In the year 79 CE Mount Vesuvius erupted, burying the city of Pompeii under 20 feet of ash and pumice. The city was then lost for over 1,500 years until its initial rediscovery in 1599. Because it was so well preserved, it remains one of the best archaeological sources for ancient Roman culture. Check out some of its strangest artifacts below...
1. Cave Canem mosaic (Latin for “Beware of Dog”)
Careful of this canine! This mosaic was uncovered on the floor of the entrance hall to the House of the Tragic Poet.
2. Plaster Casts of Human Bodies
Many lives were tragically lost due to the pyroclastic flows (fast-moving currents of hot gas and rock) of the eruption. While excavating thousands of years later, archaeologists found that long-decomposed organic material had left gaps in the 20-foot layer of ancient volcanic ash. To reveal their shape, archaeologist Giuseppe Fiorelli designed a way to fill them with plaster. The technique produced stunning casts of human bodies, frozen in their death throes. This victim shown above was discovered during excavations at the southern walkway of Pompeii’s Large Palaestra, or athletics area.
3. Ancient Graffiti
You think you’ve seen bawdy graffiti in our bathroom stalls? Check out some of the comical scribbles below. The eruption of Mt. Vesuvius in 79 CE preserved both painted and inscribed graffiti all over the city.
Husband for Sale?
I don’t want to sell my husband, not for all the gold in the world.
(VII.2.48, House of Caprasius Primus)
The man I am having dinner with is a barbarian.
(VIII.2, in the basilica)
We have wet the bed, host. I confess we have done wrong. If you want to know why, there was no chamber pot.
(VIII.7.6, Inn of the Muledrivers (left of the door))
4. Preserved Loaf of Bread
Don’t try to take a bite out of this toast.

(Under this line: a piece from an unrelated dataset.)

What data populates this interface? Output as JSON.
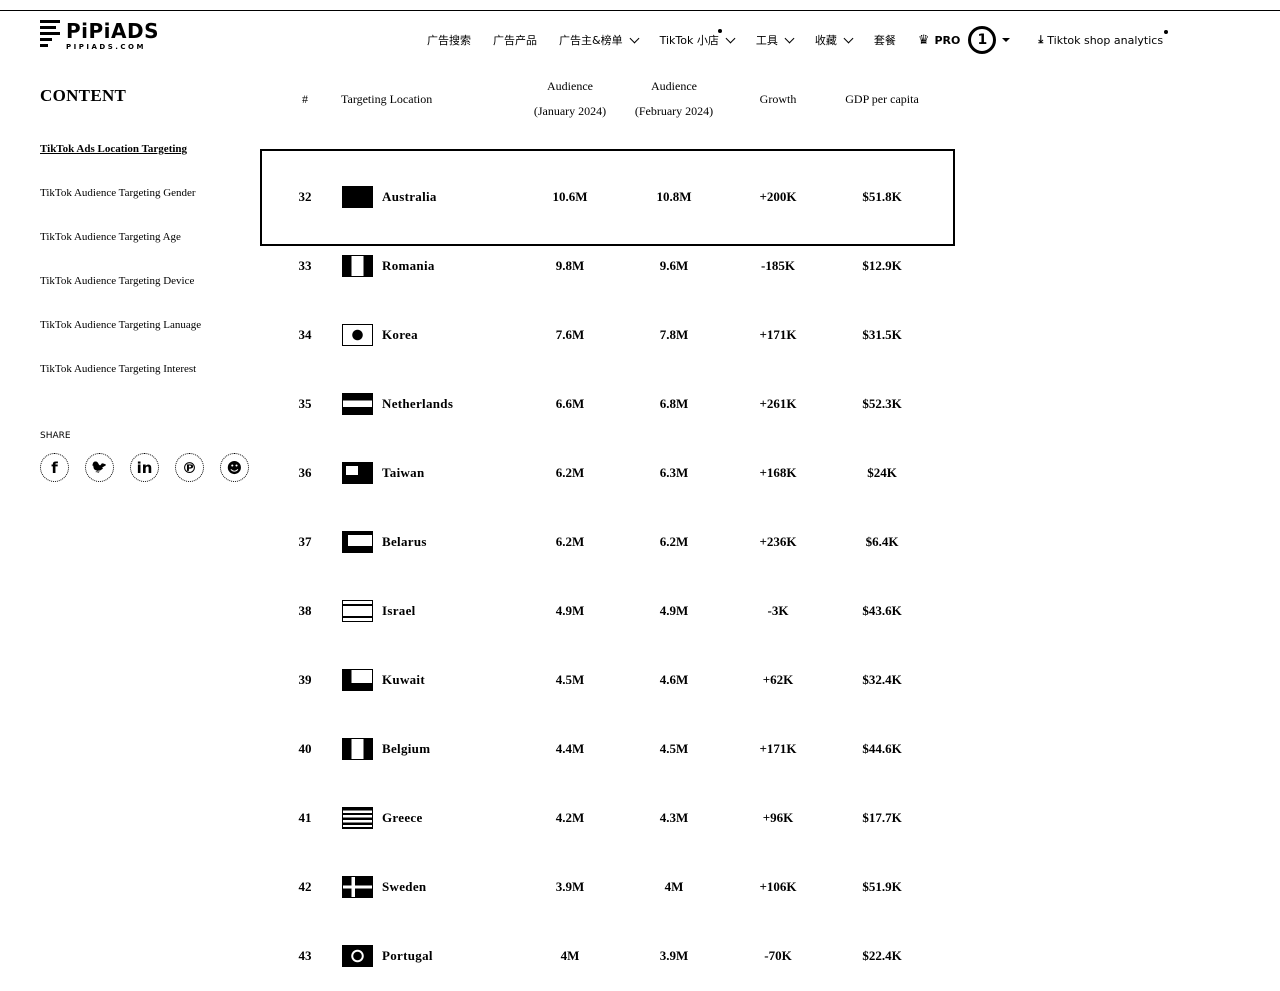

Covered for centuries beneath the volcanic ash that preserved Pompeii, this bread loaf even features a Roman bread stamp, used by all ancient Roman bakeries to differentiate their bread from others.

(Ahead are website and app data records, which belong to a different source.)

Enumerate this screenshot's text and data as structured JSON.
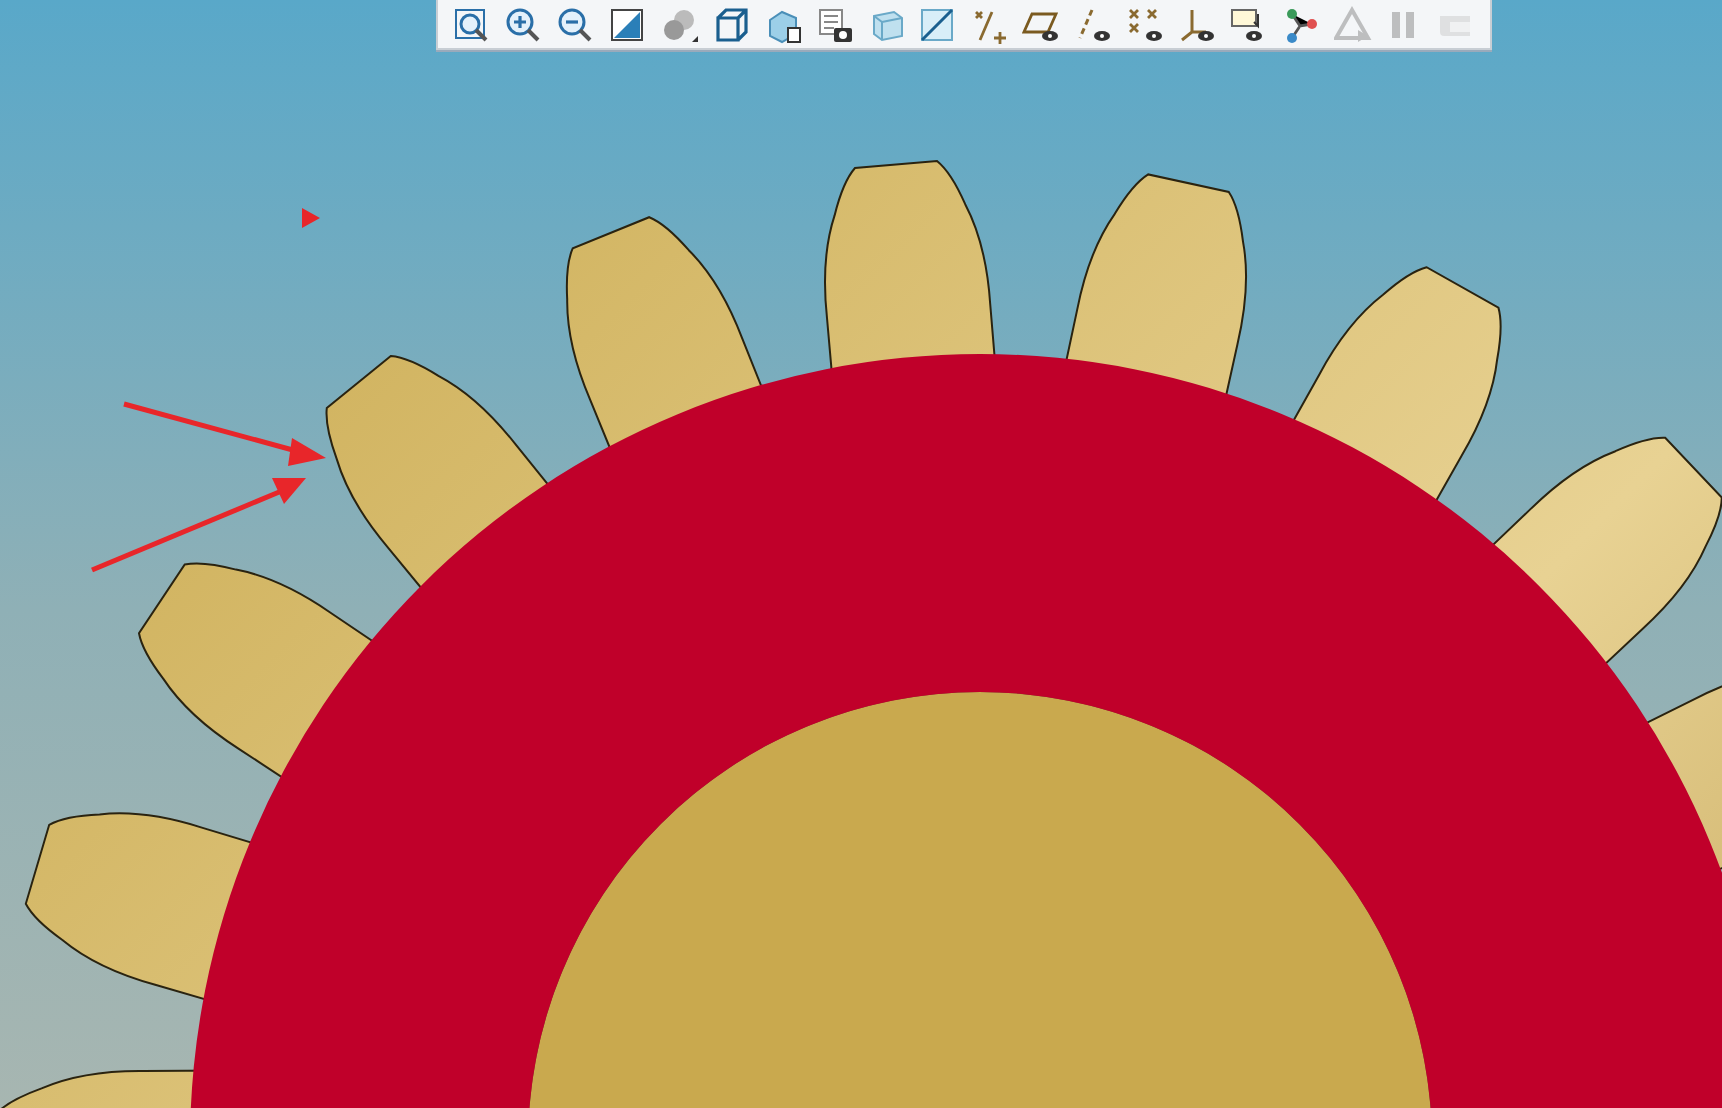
{
  "toolbar": {
    "buttons": [
      {
        "kind": "refit",
        "disabled": false
      },
      {
        "kind": "zoomin",
        "disabled": false
      },
      {
        "kind": "zoomout",
        "disabled": false
      },
      {
        "kind": "repaint",
        "disabled": false
      },
      {
        "kind": "appearance",
        "disabled": false
      },
      {
        "kind": "display",
        "disabled": false
      },
      {
        "kind": "views",
        "disabled": false
      },
      {
        "kind": "snapshot",
        "disabled": false
      },
      {
        "kind": "perspective",
        "disabled": false
      },
      {
        "kind": "section",
        "disabled": false
      },
      {
        "kind": "datums",
        "disabled": false
      },
      {
        "kind": "planes",
        "disabled": false
      },
      {
        "kind": "axes",
        "disabled": false
      },
      {
        "kind": "points",
        "disabled": false
      },
      {
        "kind": "csys",
        "disabled": false
      },
      {
        "kind": "annotations",
        "disabled": false
      },
      {
        "kind": "network",
        "disabled": false
      },
      {
        "kind": "spin",
        "disabled": true
      },
      {
        "kind": "pause",
        "disabled": true
      },
      {
        "kind": "flatten",
        "disabled": true
      }
    ]
  }
}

5. Butchered Giraffe Bone from an Ancient Restaurant Drain
Believe it or not, lower status Ancient Pompeiians ate take-out just as much as we do. Pristinely preserved food stalls and restaurants line the ancient streets of Pompeii. Nearly everything we know about what kinds of food these stalls served is based on the archaeological finds discovered in their drains and garbages. This included a variety of meats, from fish to chickens to, that’s right, giraffe.
Archaeologist Steven Ellis, head excavator at Pompeii, writes: “A drain from a central property revealed a richer variety of foods as well as imports from outside Italy, such as shellfish, sea urchin and even delicacies including the butchered leg joint of a giraffe…How part of the animal, butchered, came to be a kitchen scrap in a seemingly standard Pompeian restaurant not only speaks to long-distance trade in exotic and wild animals, but also something of the richness, variety and range of a non-elite diet.”

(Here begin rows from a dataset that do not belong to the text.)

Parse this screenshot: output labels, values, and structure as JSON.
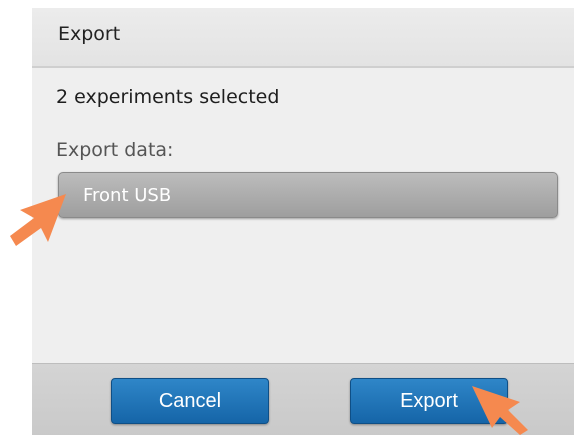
{
  "dialog": {
    "title": "Export",
    "selected_count_text": "2 experiments selected",
    "export_data_label": "Export data:",
    "destination": {
      "value": "Front USB"
    }
  },
  "footer": {
    "cancel_label": "Cancel",
    "export_label": "Export"
  },
  "annotations": {
    "arrow_color": "#f5894f",
    "arrows": [
      "pointer-arrow-icon",
      "pointer-arrow-icon"
    ]
  },
  "colors": {
    "button_blue": "#1f74b8",
    "select_gray": "#a8a8a8",
    "background": "#efefef"
  }
}
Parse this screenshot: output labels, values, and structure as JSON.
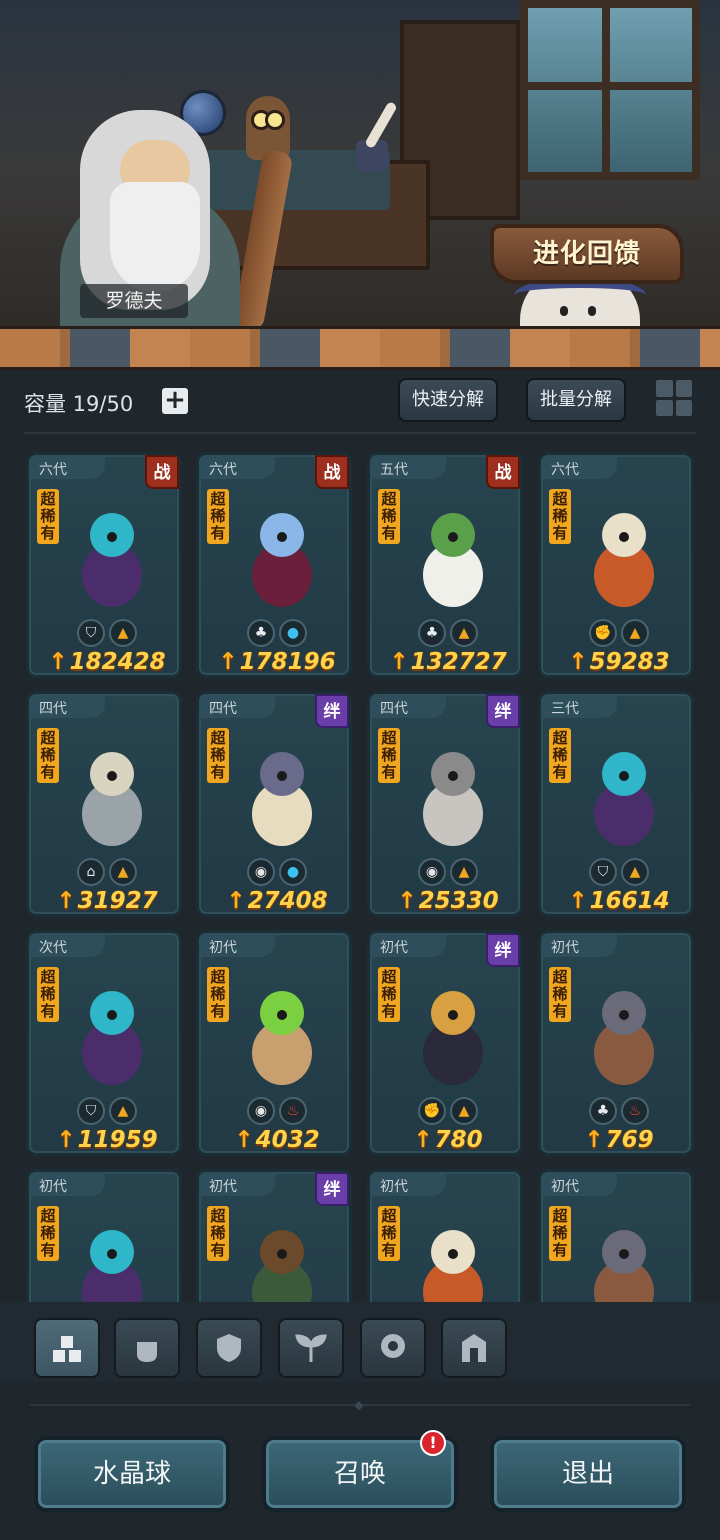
{
  "scene": {
    "npc_name": "罗德夫",
    "evolution_button": "进化回馈"
  },
  "toolbar": {
    "capacity_label": "容量 19/50",
    "add_icon": "+",
    "quick_decompose": "快速分解",
    "batch_decompose": "批量分解",
    "view_toggle_icon": "grid-icon"
  },
  "cards": [
    {
      "gen": "六代",
      "rarity": "超稀有",
      "tag": "战",
      "tag_type": "war",
      "attrs": [
        "shield",
        "earth"
      ],
      "power": "182428",
      "creature": "dark-flower-girl"
    },
    {
      "gen": "六代",
      "rarity": "超稀有",
      "tag": "战",
      "tag_type": "war",
      "attrs": [
        "grass",
        "water"
      ],
      "power": "178196",
      "creature": "crystal-queen"
    },
    {
      "gen": "五代",
      "rarity": "超稀有",
      "tag": "战",
      "tag_type": "war",
      "attrs": [
        "grass",
        "earth"
      ],
      "power": "132727",
      "creature": "white-owl-sage"
    },
    {
      "gen": "六代",
      "rarity": "超稀有",
      "tag": "",
      "tag_type": "",
      "attrs": [
        "fist",
        "earth"
      ],
      "power": "59283",
      "creature": "hooded-blob"
    },
    {
      "gen": "四代",
      "rarity": "超稀有",
      "tag": "",
      "tag_type": "",
      "attrs": [
        "tower",
        "earth"
      ],
      "power": "31927",
      "creature": "armored-rat"
    },
    {
      "gen": "四代",
      "rarity": "超稀有",
      "tag": "绊",
      "tag_type": "bond",
      "attrs": [
        "spirit",
        "water"
      ],
      "power": "27408",
      "creature": "sea-serpent"
    },
    {
      "gen": "四代",
      "rarity": "超稀有",
      "tag": "绊",
      "tag_type": "bond",
      "attrs": [
        "spirit",
        "earth"
      ],
      "power": "25330",
      "creature": "winged-beast"
    },
    {
      "gen": "三代",
      "rarity": "超稀有",
      "tag": "",
      "tag_type": "",
      "attrs": [
        "shield",
        "earth"
      ],
      "power": "16614",
      "creature": "dark-flower-girl"
    },
    {
      "gen": "次代",
      "rarity": "超稀有",
      "tag": "",
      "tag_type": "",
      "attrs": [
        "shield",
        "earth"
      ],
      "power": "11959",
      "creature": "dark-flower-girl"
    },
    {
      "gen": "初代",
      "rarity": "超稀有",
      "tag": "",
      "tag_type": "",
      "attrs": [
        "spirit",
        "fire"
      ],
      "power": "4032",
      "creature": "mech-lizard"
    },
    {
      "gen": "初代",
      "rarity": "超稀有",
      "tag": "绊",
      "tag_type": "bond",
      "attrs": [
        "fist",
        "earth"
      ],
      "power": "780",
      "creature": "shadow-wolf"
    },
    {
      "gen": "初代",
      "rarity": "超稀有",
      "tag": "",
      "tag_type": "",
      "attrs": [
        "grass",
        "fire"
      ],
      "power": "769",
      "creature": "rock-golem"
    },
    {
      "gen": "初代",
      "rarity": "超稀有",
      "tag": "",
      "tag_type": "",
      "attrs": [],
      "power": "",
      "creature": "dark-flower-girl"
    },
    {
      "gen": "初代",
      "rarity": "超稀有",
      "tag": "绊",
      "tag_type": "bond",
      "attrs": [],
      "power": "",
      "creature": "moss-troll"
    },
    {
      "gen": "初代",
      "rarity": "超稀有",
      "tag": "",
      "tag_type": "",
      "attrs": [],
      "power": "",
      "creature": "hooded-blob"
    },
    {
      "gen": "初代",
      "rarity": "超稀有",
      "tag": "",
      "tag_type": "",
      "attrs": [],
      "power": "",
      "creature": "rock-golem"
    }
  ],
  "filters": [
    "all-icon",
    "fist-icon",
    "shield-icon",
    "sprout-icon",
    "spirit-icon",
    "tower-icon"
  ],
  "bottom_buttons": {
    "crystal_ball": "水晶球",
    "summon": "召唤",
    "summon_alert": "!",
    "exit": "退出"
  },
  "colors": {
    "panel_bg": "#1f272d",
    "card_bg": "#27444f",
    "rarity_badge": "#f0a61e",
    "war_tag": "#9c2f1e",
    "bond_tag": "#6a3ea8",
    "power_text": "#ffd34a"
  }
}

Dawn Fuller, "No Scrounging for Scraps: UC Research Uncovers the Diets of the Middle and Lower Class in Pompeii," University of Cincinnati News, http://www.uc.edu/news/NR.aspx?id=19029
"House of the Tragic Poet," Wikipedia, http://en.wikipedia.org/wiki/House_of_the_Tragic_Poet
"Daily Life: Body Casts," A Day in Pompeii Exhibit, Melbourne Museum, http://museumvictoria.com.au/melbournemuseum/discoverycentre/pompeii/daily-life/body-casts/
"Preserved Loaf of Bread Discovered at Pompeii," RidiculouslyInteresting.com, http://ridiculouslyinteresting.com/2013/07/22/preserved-loaf-of-bread-discovered-at-pompeii/
Dr. Brian Harvey, "Graffiti from Pompeii," Pompeiana.org, http://www.pompeiana.org/resources/ancient/graffiti%20from%20pompeii.htm